*** Dataset records Section Begins ***

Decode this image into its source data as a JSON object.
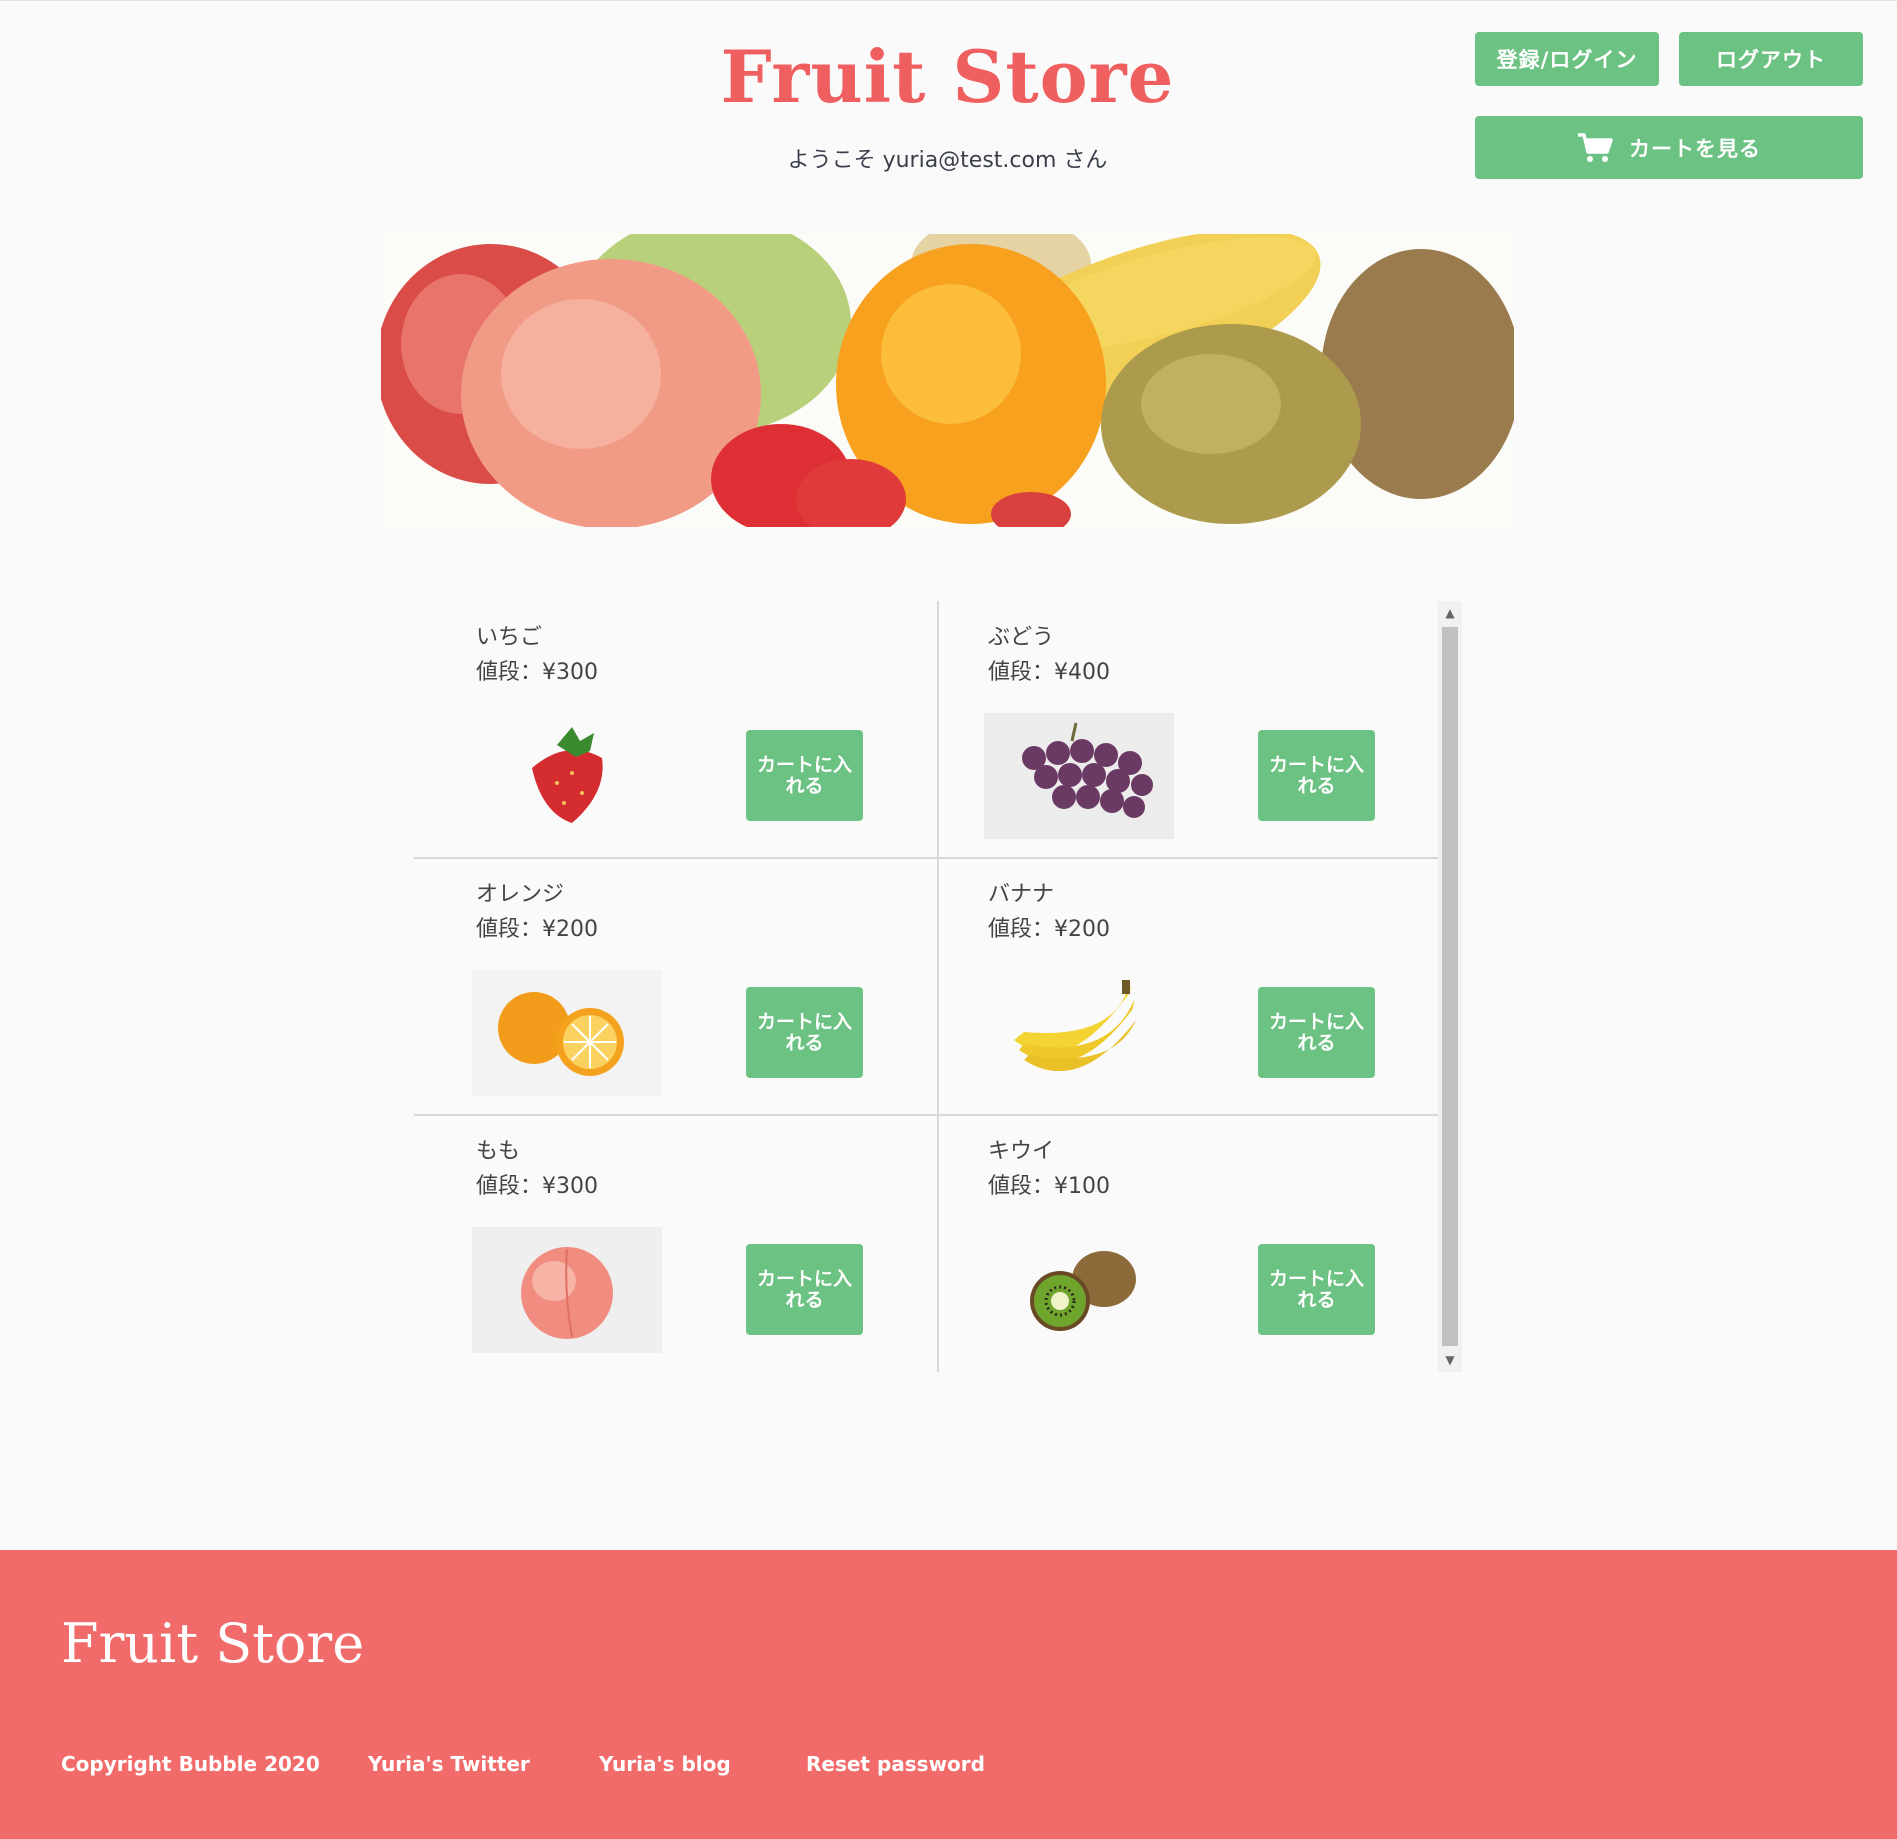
{
  "header": {
    "title": "Fruit Store",
    "welcome": "ようこそ yuria@test.com さん",
    "login_label": "登録/ログイン",
    "logout_label": "ログアウト",
    "cart_label": "カートを見る"
  },
  "products": [
    {
      "name": "いちご",
      "price": "値段：¥300",
      "button": "カートに入れる"
    },
    {
      "name": "ぶどう",
      "price": "値段：¥400",
      "button": "カートに入れる"
    },
    {
      "name": "オレンジ",
      "price": "値段：¥200",
      "button": "カートに入れる"
    },
    {
      "name": "バナナ",
      "price": "値段：¥200",
      "button": "カートに入れる"
    },
    {
      "name": "もも",
      "price": "値段：¥300",
      "button": "カートに入れる"
    },
    {
      "name": "キウイ",
      "price": "値段：¥100",
      "button": "カートに入れる"
    }
  ],
  "footer": {
    "brand": "Fruit Store",
    "links": [
      "Copyright Bubble 2020",
      "Yuria's Twitter",
      "Yuria's blog",
      "Reset password"
    ]
  },
  "colors": {
    "accent_green": "#6cc283",
    "brand_red": "#ef5f5f",
    "footer_bg": "#f26b6b"
  },
  "icons": {
    "cart": "shopping-cart-icon"
  }
}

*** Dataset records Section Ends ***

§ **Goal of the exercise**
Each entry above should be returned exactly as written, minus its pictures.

§ **Result of the task**
Decode this image into its source data as a JSON object.
{
  "header": {
    "title": "Fruit Store",
    "welcome": "ようこそ yuria@test.com さん",
    "login_label": "登録/ログイン",
    "logout_label": "ログアウト",
    "cart_label": "カートを見る"
  },
  "products": [
    {
      "name": "いちご",
      "price": "値段：¥300",
      "button": "カートに入れる"
    },
    {
      "name": "ぶどう",
      "price": "値段：¥400",
      "button": "カートに入れる"
    },
    {
      "name": "オレンジ",
      "price": "値段：¥200",
      "button": "カートに入れる"
    },
    {
      "name": "バナナ",
      "price": "値段：¥200",
      "button": "カートに入れる"
    },
    {
      "name": "もも",
      "price": "値段：¥300",
      "button": "カートに入れる"
    },
    {
      "name": "キウイ",
      "price": "値段：¥100",
      "button": "カートに入れる"
    }
  ],
  "footer": {
    "brand": "Fruit Store",
    "links": [
      "Copyright Bubble 2020",
      "Yuria's Twitter",
      "Yuria's blog",
      "Reset password"
    ]
  },
  "colors": {
    "accent_green": "#6cc283",
    "brand_red": "#ef5f5f",
    "footer_bg": "#f26b6b"
  },
  "icons": {
    "cart": "shopping-cart-icon"
  }
}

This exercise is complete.